■ Task objective
Copy each line of the data that has "rest" in it.

(Dataset rows for apps and sites)
____________

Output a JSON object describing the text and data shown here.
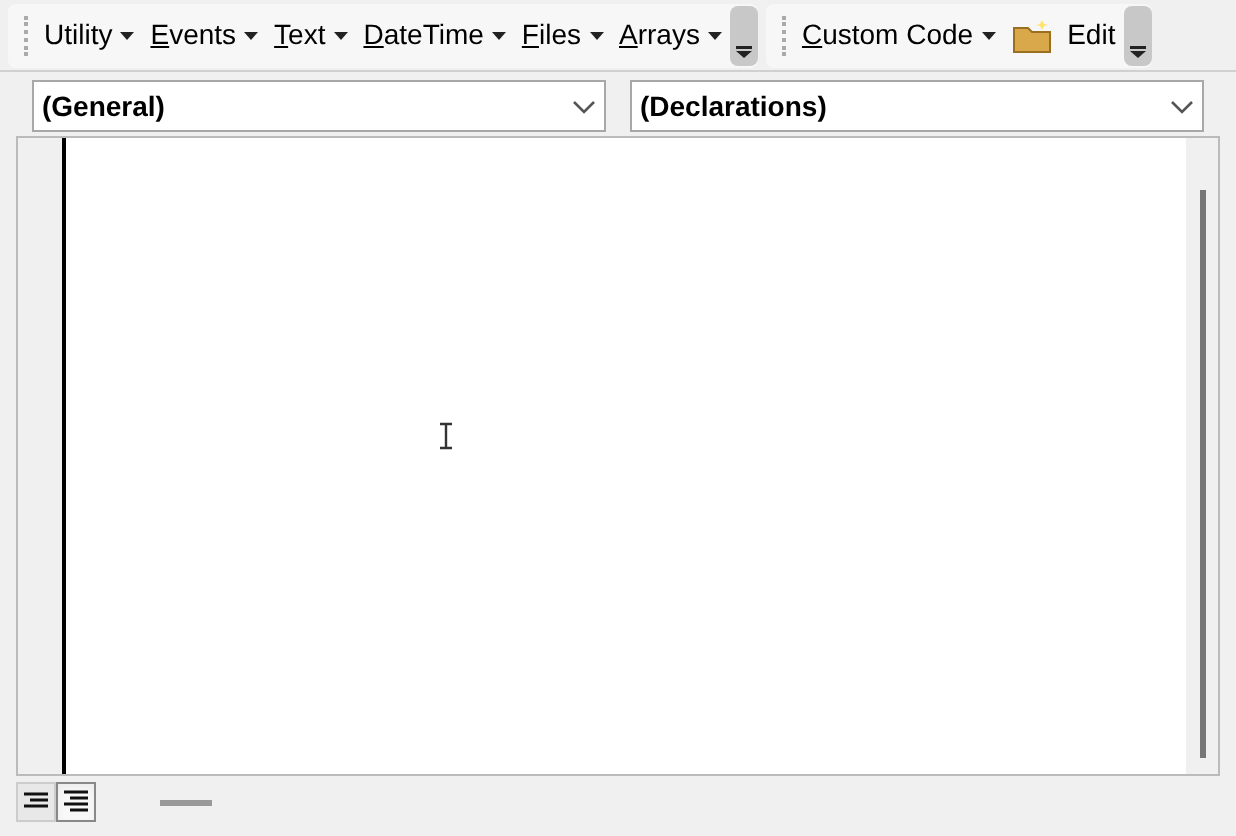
{
  "toolbar_1": {
    "menus": [
      {
        "rest": "Utility"
      },
      {
        "key": "E",
        "rest": "vents"
      },
      {
        "key": "T",
        "rest": "ext"
      },
      {
        "key": "D",
        "rest": "ateTime"
      },
      {
        "key": "F",
        "rest": "iles"
      },
      {
        "key": "A",
        "rest": "rrays"
      }
    ]
  },
  "toolbar_2": {
    "menus": [
      {
        "key": "C",
        "rest": "ustom Code"
      }
    ],
    "edit_button": "Edit"
  },
  "object_combo": {
    "value": "(General)"
  },
  "procedure_combo": {
    "value": "(Declarations)"
  },
  "view_buttons": [
    {
      "kind": "procedure",
      "selected": false
    },
    {
      "kind": "full",
      "selected": true
    }
  ]
}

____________

■ Response area
        "rest": "Utility"
        "rest": "vents"
        "rest": "ext"
        "rest": "ateTime"
        "rest": "iles"
        "rest": "rrays"
        "rest": "ustom Code"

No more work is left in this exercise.